Even with her professional aspirations, the images here remain unmistakably hers: psychological and exquisite, with intimations of decay. In “Untitled, New York (N. 325)” (1979 – 80), a black fur pelt hangs flaccidly from a nail on the wall, snout pointing up; an accessory of luxury amidst rubble and mold. To its left, a young woman dressed in black stands on her toes and stretches upwards, mirroring the limp verticality of the pelt. Her wrists are clinked as if her hands are tied. How often, throughout history, has skin hung on the wall as a trophy of conquest?
In a striking series of color photographs, Woodman appears in a pale green sweater and pleated skirt (an outfit her mother bought her for job interviews), contorting herself into shapes that echo the room’s architectural structure. In one, her body arcs into the corner of a mirrored door, in another she clings to the doorframe like a cat frightened up a tree. Simultaneously dictated by and within the frame, her contortions are also a nod to the violence of the camera’s crop. She plays with this notion in her photographs of others, posing her models flush with the interior space: elbows bent harshly to reflect the 90 degree angle of corner molding, torsos slid betwixt perpendicular walls.

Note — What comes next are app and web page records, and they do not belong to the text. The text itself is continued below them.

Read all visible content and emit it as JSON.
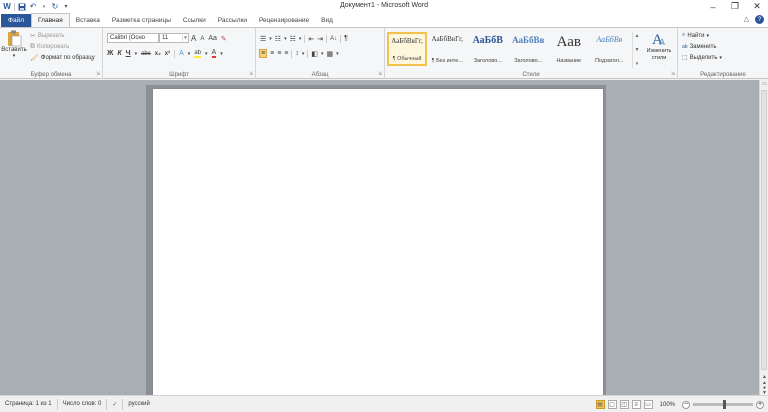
{
  "window": {
    "title": "Документ1 - Microsoft Word",
    "minimize_icon": "–",
    "maximize_icon": "❐",
    "close_icon": "✕"
  },
  "qat": {
    "word_icon": "W",
    "save_icon": "💾",
    "undo_icon": "↶",
    "redo_icon": "↻",
    "customize_icon": "▾"
  },
  "tabs": {
    "file": "Файл",
    "items": [
      "Главная",
      "Вставка",
      "Разметка страницы",
      "Ссылки",
      "Рассылки",
      "Рецензирование",
      "Вид"
    ],
    "help_icon": "?",
    "collapse_icon": "△"
  },
  "clipboard": {
    "paste": "Вставить",
    "cut": "Вырезать",
    "copy": "Копировать",
    "format_painter": "Формат по образцу",
    "label": "Буфер обмена"
  },
  "font": {
    "name": "Calibri (Осно",
    "size": "11",
    "grow_icon": "A",
    "shrink_icon": "A",
    "case_label": "Aa",
    "clear_icon": "✎",
    "bold": "Ж",
    "italic": "К",
    "underline": "Ч",
    "strike": "abc",
    "subscript": "x₂",
    "superscript": "x²",
    "effects_icon": "A",
    "highlight_icon": "ab",
    "color_icon": "A",
    "label": "Шрифт"
  },
  "paragraph": {
    "label": "Абзац",
    "bullets_icon": "☰",
    "numbering_icon": "☷",
    "multilevel_icon": "☵",
    "decrease_indent_icon": "⇤",
    "increase_indent_icon": "⇥",
    "sort_icon": "A↓",
    "pilcrow_icon": "¶",
    "align_left_icon": "≡",
    "align_center_icon": "≡",
    "align_right_icon": "≡",
    "justify_icon": "≡",
    "line_spacing_icon": "↕",
    "shading_icon": "◧",
    "borders_icon": "▦"
  },
  "styles": {
    "label": "Стили",
    "items": [
      {
        "sample": "АаБбВвГг,",
        "name": "¶ Обычный",
        "size": "7"
      },
      {
        "sample": "АаБбВвГг,",
        "name": "¶ Без инте...",
        "size": "7"
      },
      {
        "sample": "АаБбВ",
        "name": "Заголово...",
        "size": "10"
      },
      {
        "sample": "АаБбВв",
        "name": "Заголово...",
        "size": "9"
      },
      {
        "sample": "Аав",
        "name": "Название",
        "size": "15"
      },
      {
        "sample": "АаБбВв",
        "name": "Подзагол...",
        "size": "8"
      }
    ],
    "change_styles": "Изменить стили",
    "scroll_up": "▲",
    "scroll_down": "▼",
    "more": "▾"
  },
  "editing": {
    "label": "Редактирование",
    "find": "Найти",
    "replace": "Заменить",
    "select": "Выделить",
    "find_icon": "🔍",
    "replace_icon": "ab",
    "select_icon": "⬚"
  },
  "status": {
    "page": "Страница: 1 из 1",
    "words": "Число слов: 0",
    "lang": "русский",
    "zoom": "100%",
    "zoom_minus": "−",
    "zoom_plus": "+",
    "proof_icon": "✓"
  },
  "scroll": {
    "up": "▲",
    "down": "▼",
    "prev": "▲",
    "next": "▼",
    "browse": "●"
  }
}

Spending time with Woodman’s foray into fashion helps to dispel a pervasive and shrouding characterization of her work: that each photograph is, first and foremost, a portrait of a self in pain. It is a careless assumption, and one that tends to happen when the artist is a woman. Woodman used her body brilliantly as a tool of her art-making, and here, we also see her using the bodies of others—as if picking up a different brush. This was not a novel direction in her practice, Woodman employed models—often twisted and nude—years before. In her Charlie the Model (1976) series, an obese man unflatteringly collapses into a corner; in Space Squared (1975 – 76), a woman paws at the glass from inside a museum vitrine. Far from a specific internal anguish, Woodman’s photographs, were meant to resonate beyond herself.
Yet, her biography haunts the work. We know that soon after these very photographs were taken, she jumped from a Manhattan window at age 22. Our culture so quickly mythologizes such stories, purging an individual of his or her life into the simple, sellable narrative of a tormented artist. And though she did, tragically, make the decision to cut her life short, her actions do not give us license to read private suffering within each instance of peeling wallpaper or exposed skin.
Berger’s categorical polarities may not feel especially apt to discuss Woodman’s work—nor do I think he intended them as strictly black and white—but this ill-fitting attempt is precisely why his words can reveal our slippage. Woodman beautifully muddied the categories we erect to understand the creative act, slipping between public and private, between fashion and fine art, between what is visible and what remains unseen.
Sara Christoph is a former Managing Director of the Brooklyn Rail.